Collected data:
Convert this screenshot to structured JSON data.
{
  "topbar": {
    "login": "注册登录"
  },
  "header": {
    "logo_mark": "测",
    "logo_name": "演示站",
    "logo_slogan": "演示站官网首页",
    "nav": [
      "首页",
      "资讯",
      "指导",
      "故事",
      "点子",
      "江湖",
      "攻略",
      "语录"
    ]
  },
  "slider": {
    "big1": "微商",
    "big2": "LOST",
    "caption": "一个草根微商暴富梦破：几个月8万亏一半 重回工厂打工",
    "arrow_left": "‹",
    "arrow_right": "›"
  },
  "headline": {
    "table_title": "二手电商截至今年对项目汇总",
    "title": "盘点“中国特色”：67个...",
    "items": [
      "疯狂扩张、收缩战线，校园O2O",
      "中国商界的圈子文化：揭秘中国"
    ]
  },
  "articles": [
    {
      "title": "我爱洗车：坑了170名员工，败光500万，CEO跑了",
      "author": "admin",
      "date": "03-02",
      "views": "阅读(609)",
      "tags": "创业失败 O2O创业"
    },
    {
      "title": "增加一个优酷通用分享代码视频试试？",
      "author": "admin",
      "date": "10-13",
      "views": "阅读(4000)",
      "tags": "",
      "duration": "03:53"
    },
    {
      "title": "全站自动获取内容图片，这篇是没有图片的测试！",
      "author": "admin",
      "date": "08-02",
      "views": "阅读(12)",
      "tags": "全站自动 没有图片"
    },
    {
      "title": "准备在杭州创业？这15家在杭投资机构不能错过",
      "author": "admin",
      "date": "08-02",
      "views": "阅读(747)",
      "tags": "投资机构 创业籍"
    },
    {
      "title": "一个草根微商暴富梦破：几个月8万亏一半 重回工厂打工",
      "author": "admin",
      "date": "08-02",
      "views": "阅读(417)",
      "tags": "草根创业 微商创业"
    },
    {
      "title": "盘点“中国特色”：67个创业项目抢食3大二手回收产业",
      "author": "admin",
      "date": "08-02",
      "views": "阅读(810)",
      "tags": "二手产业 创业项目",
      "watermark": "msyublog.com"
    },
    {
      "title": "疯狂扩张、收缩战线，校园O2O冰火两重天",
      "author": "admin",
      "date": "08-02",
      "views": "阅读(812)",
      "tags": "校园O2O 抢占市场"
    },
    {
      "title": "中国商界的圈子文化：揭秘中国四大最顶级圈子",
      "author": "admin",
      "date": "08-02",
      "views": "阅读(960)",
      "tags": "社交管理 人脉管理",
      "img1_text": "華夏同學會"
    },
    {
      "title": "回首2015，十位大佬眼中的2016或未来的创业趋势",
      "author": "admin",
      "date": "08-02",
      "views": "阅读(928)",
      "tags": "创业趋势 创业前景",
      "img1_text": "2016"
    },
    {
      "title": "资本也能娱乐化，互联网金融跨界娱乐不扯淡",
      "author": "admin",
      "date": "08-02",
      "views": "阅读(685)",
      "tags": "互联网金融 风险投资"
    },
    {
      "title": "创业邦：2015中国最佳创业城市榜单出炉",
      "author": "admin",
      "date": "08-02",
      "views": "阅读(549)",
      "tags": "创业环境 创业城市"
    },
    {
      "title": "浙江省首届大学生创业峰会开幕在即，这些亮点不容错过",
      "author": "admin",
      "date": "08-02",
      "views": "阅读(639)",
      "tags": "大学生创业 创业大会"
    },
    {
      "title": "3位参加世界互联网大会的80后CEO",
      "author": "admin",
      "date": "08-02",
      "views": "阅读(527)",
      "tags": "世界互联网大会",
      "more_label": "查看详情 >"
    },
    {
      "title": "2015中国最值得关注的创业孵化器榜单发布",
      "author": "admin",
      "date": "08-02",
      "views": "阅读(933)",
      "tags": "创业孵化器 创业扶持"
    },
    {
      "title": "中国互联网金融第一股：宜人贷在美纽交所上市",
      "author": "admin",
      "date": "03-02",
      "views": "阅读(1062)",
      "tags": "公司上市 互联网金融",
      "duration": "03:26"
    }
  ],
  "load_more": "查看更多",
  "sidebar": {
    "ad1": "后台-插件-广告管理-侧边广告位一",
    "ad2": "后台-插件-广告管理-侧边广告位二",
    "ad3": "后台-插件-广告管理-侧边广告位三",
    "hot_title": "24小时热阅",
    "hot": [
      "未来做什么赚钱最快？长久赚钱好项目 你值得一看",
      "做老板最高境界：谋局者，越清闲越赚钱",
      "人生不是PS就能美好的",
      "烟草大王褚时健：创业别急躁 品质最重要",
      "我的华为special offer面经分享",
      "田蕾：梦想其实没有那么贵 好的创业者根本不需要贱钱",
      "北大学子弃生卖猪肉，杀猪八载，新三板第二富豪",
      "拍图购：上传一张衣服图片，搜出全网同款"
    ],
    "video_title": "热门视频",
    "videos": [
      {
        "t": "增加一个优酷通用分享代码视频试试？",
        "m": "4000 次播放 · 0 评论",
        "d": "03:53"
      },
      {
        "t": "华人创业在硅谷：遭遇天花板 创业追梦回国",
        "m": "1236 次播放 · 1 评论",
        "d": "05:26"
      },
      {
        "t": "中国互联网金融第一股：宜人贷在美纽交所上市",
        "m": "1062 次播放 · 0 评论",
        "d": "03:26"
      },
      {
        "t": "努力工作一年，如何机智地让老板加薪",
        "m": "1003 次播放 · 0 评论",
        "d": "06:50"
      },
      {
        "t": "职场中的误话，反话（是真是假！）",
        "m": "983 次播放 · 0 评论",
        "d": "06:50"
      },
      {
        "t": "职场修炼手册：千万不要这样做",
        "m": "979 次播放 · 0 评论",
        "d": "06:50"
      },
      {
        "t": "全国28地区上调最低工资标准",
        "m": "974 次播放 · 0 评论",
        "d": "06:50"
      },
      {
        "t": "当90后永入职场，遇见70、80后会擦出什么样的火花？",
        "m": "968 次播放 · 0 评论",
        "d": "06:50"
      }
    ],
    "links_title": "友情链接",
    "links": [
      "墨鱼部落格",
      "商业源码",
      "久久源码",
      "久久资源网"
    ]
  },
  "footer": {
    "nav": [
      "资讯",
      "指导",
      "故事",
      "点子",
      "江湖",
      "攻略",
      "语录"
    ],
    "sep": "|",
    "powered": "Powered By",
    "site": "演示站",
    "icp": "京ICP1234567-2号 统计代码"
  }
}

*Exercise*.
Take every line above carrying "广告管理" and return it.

*Result*.
    "ad1": "后台-插件-广告管理-侧边广告位一",
    "ad2": "后台-插件-广告管理-侧边广告位二",
    "ad3": "后台-插件-广告管理-侧边广告位三",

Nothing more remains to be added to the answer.